Directions => Exactly the lines from the line that has "Convert this screenshot" through the final line below are to be retyped, and the pictures are not.

Entries supplied =>
^^^^^^^^^^^^^^^^

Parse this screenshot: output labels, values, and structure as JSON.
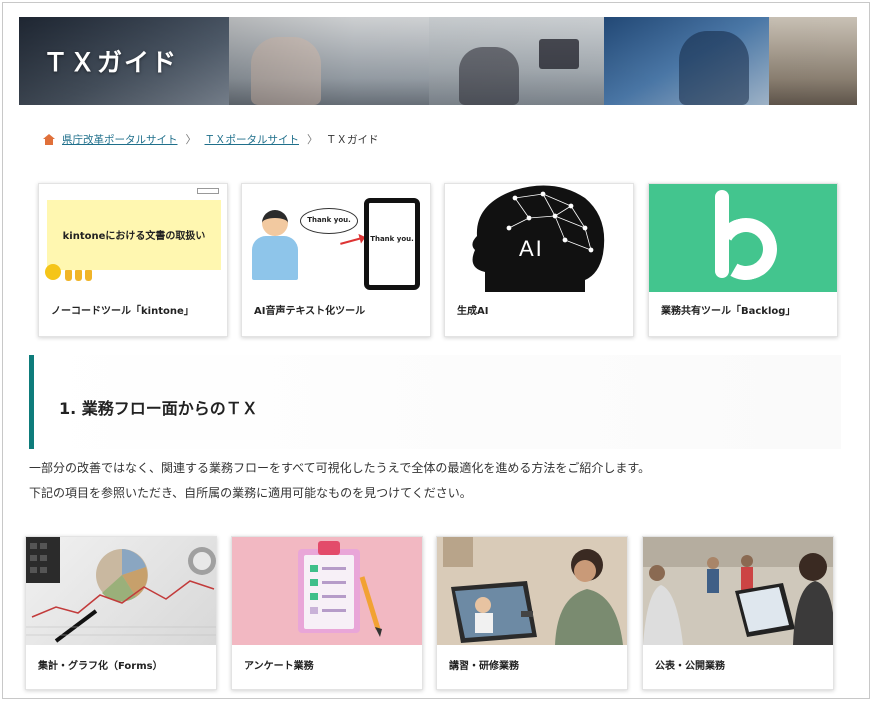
{
  "hero": {
    "title": "ＴＸガイド"
  },
  "breadcrumb": {
    "items": [
      {
        "label": "県庁改革ポータルサイト",
        "link": true
      },
      {
        "label": "ＴＸポータルサイト",
        "link": true
      },
      {
        "label": "ＴＸガイド",
        "link": false
      }
    ],
    "separator": "〉"
  },
  "top_cards": [
    {
      "label": "ノーコードツール「kintone」",
      "thumb_text": "kintoneにおける文書の取扱い"
    },
    {
      "label": "AI音声テキスト化ツール",
      "bubble_text": "Thank you.",
      "phone_text": "Thank you."
    },
    {
      "label": "生成AI",
      "thumb_text": "AI"
    },
    {
      "label": "業務共有ツール「Backlog」"
    }
  ],
  "section": {
    "title": "1. 業務フロー面からのＴＸ",
    "description_1": "一部分の改善ではなく、関連する業務フローをすべて可視化したうえで全体の最適化を進める方法をご紹介します。",
    "description_2": "下記の項目を参照いただき、自所属の業務に適用可能なものを見つけてください。",
    "accent_color": "#0e7c7b"
  },
  "bottom_cards": [
    {
      "label": "集計・グラフ化（Forms）"
    },
    {
      "label": "アンケート業務"
    },
    {
      "label": "講習・研修業務"
    },
    {
      "label": "公表・公開業務"
    }
  ]
}
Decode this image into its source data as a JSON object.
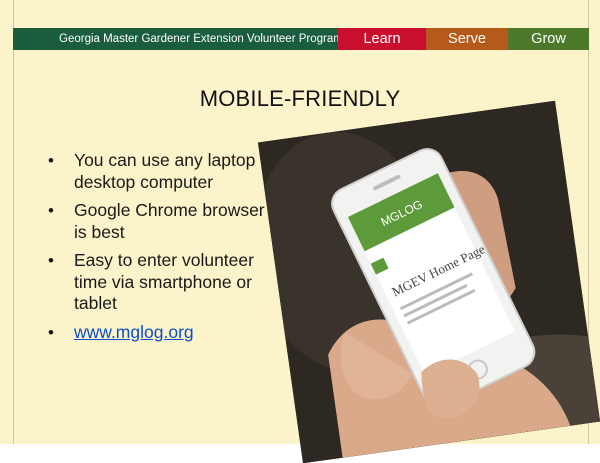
{
  "banner": {
    "program": "Georgia Master Gardener Extension Volunteer Program",
    "tabs": [
      "Learn",
      "Serve",
      "Grow"
    ]
  },
  "title": "MOBILE-FRIENDLY",
  "bullets": [
    "You can use any laptop or desktop computer",
    "Google Chrome browser is best",
    "Easy to enter volunteer time via smartphone or tablet",
    "www.mglog.org"
  ],
  "photo": {
    "screen_lines": [
      "MGLOG",
      "MGEV Home Page"
    ]
  },
  "colors": {
    "background": "#fbf3c9",
    "banner_green": "#1a5c3e",
    "learn": "#c8102e",
    "serve": "#b65a1c",
    "grow": "#4c7a2a",
    "link": "#0b4fc8"
  }
}
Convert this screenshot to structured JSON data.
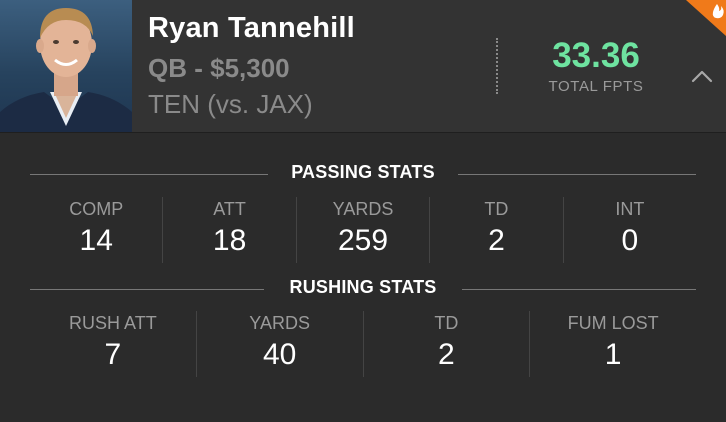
{
  "player": {
    "name": "Ryan Tannehill",
    "position_salary": "QB - $5,300",
    "matchup": "TEN (vs. JAX)"
  },
  "fpts": {
    "value": "33.36",
    "label": "TOTAL FPTS"
  },
  "colors": {
    "fpts_green": "#6ee3a0",
    "badge_orange": "#f07a1a"
  },
  "icons": {
    "collapse": "chevron-up-icon",
    "badge": "flame-icon"
  },
  "passing": {
    "title": "PASSING STATS",
    "stats": [
      {
        "label": "COMP",
        "value": "14"
      },
      {
        "label": "ATT",
        "value": "18"
      },
      {
        "label": "YARDS",
        "value": "259"
      },
      {
        "label": "TD",
        "value": "2"
      },
      {
        "label": "INT",
        "value": "0"
      }
    ]
  },
  "rushing": {
    "title": "RUSHING STATS",
    "stats": [
      {
        "label": "RUSH ATT",
        "value": "7"
      },
      {
        "label": "YARDS",
        "value": "40"
      },
      {
        "label": "TD",
        "value": "2"
      },
      {
        "label": "FUM LOST",
        "value": "1"
      }
    ]
  }
}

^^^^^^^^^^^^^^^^

Result for this exercise =>
Convert this screenshot to structured JSON data.
{
  "player": {
    "name": "Ryan Tannehill",
    "position_salary": "QB - $5,300",
    "matchup": "TEN (vs. JAX)"
  },
  "fpts": {
    "value": "33.36",
    "label": "TOTAL FPTS"
  },
  "colors": {
    "fpts_green": "#6ee3a0",
    "badge_orange": "#f07a1a"
  },
  "icons": {
    "collapse": "chevron-up-icon",
    "badge": "flame-icon"
  },
  "passing": {
    "title": "PASSING STATS",
    "stats": [
      {
        "label": "COMP",
        "value": "14"
      },
      {
        "label": "ATT",
        "value": "18"
      },
      {
        "label": "YARDS",
        "value": "259"
      },
      {
        "label": "TD",
        "value": "2"
      },
      {
        "label": "INT",
        "value": "0"
      }
    ]
  },
  "rushing": {
    "title": "RUSHING STATS",
    "stats": [
      {
        "label": "RUSH ATT",
        "value": "7"
      },
      {
        "label": "YARDS",
        "value": "40"
      },
      {
        "label": "TD",
        "value": "2"
      },
      {
        "label": "FUM LOST",
        "value": "1"
      }
    ]
  }
}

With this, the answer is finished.